» REQUIRED ACTION
Each entry is to be restated word for word, with nothing omitted.

---------- EXERCISE DATA

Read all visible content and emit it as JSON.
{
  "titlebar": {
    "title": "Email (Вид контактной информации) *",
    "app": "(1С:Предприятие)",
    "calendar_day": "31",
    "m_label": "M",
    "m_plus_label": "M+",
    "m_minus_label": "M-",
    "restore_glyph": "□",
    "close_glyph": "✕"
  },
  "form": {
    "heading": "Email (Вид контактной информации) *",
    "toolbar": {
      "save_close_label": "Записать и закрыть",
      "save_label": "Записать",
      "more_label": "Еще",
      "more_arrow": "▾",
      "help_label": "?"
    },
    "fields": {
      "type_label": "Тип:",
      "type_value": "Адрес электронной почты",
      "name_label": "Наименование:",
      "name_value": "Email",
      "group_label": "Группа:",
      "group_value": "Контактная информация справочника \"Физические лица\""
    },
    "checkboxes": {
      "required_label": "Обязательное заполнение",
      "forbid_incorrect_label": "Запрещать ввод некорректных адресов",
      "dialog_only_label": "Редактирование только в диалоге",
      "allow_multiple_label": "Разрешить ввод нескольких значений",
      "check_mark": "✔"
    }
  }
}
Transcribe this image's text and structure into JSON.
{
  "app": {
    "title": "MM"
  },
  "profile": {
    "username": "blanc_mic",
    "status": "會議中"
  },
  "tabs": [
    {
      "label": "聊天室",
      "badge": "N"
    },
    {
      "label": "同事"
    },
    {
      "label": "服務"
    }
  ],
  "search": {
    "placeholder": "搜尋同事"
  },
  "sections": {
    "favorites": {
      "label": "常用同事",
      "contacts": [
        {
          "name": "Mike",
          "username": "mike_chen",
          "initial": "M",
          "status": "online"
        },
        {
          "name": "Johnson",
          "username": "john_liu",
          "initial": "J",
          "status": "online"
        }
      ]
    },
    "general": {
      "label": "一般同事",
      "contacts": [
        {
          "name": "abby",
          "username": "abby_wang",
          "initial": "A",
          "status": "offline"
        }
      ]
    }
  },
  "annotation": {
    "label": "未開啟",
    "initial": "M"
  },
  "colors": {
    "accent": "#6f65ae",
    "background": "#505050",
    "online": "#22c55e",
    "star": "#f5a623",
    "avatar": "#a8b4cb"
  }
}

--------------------

» RESPONSE AREA
Read all visible content and emit it as JSON.
{
  "titlebar": {
    "title": "Email (Вид контактной информации) *",
    "app": "(1С:Предприятие)",
    "calendar_day": "31",
    "m_label": "M",
    "m_plus_label": "M+",
    "m_minus_label": "M-",
    "restore_glyph": "□",
    "close_glyph": "✕"
  },
  "form": {
    "heading": "Email (Вид контактной информации) *",
    "toolbar": {
      "save_close_label": "Записать и закрыть",
      "save_label": "Записать",
      "more_label": "Еще",
      "more_arrow": "▾",
      "help_label": "?"
    },
    "fields": {
      "type_label": "Тип:",
      "type_value": "Адрес электронной почты",
      "name_label": "Наименование:",
      "name_value": "Email",
      "group_label": "Группа:",
      "group_value": "Контактная информация справочника \"Физические лица\""
    },
    "checkboxes": {
      "required_label": "Обязательное заполнение",
      "forbid_incorrect_label": "Запрещать ввод некорректных адресов",
      "dialog_only_label": "Редактирование только в диалоге",
      "allow_multiple_label": "Разрешить ввод нескольких значений",
      "check_mark": "✔"
    }
  }
}
Transcribe this image's text and structure into JSON.
{
  "app": {
    "title": "MM"
  },
  "profile": {
    "username": "blanc_mic",
    "status": "會議中"
  },
  "tabs": [
    {
      "label": "聊天室",
      "badge": "N"
    },
    {
      "label": "同事"
    },
    {
      "label": "服務"
    }
  ],
  "search": {
    "placeholder": "搜尋同事"
  },
  "sections": {
    "favorites": {
      "label": "常用同事",
      "contacts": [
        {
          "name": "Mike",
          "username": "mike_chen",
          "initial": "M",
          "status": "online"
        },
        {
          "name": "Johnson",
          "username": "john_liu",
          "initial": "J",
          "status": "online"
        }
      ]
    },
    "general": {
      "label": "一般同事",
      "contacts": [
        {
          "name": "abby",
          "username": "abby_wang",
          "initial": "A",
          "status": "offline"
        }
      ]
    }
  },
  "annotation": {
    "label": "未開啟",
    "initial": "M"
  },
  "colors": {
    "accent": "#6f65ae",
    "background": "#505050",
    "online": "#22c55e",
    "star": "#f5a623",
    "avatar": "#a8b4cb"
  }
}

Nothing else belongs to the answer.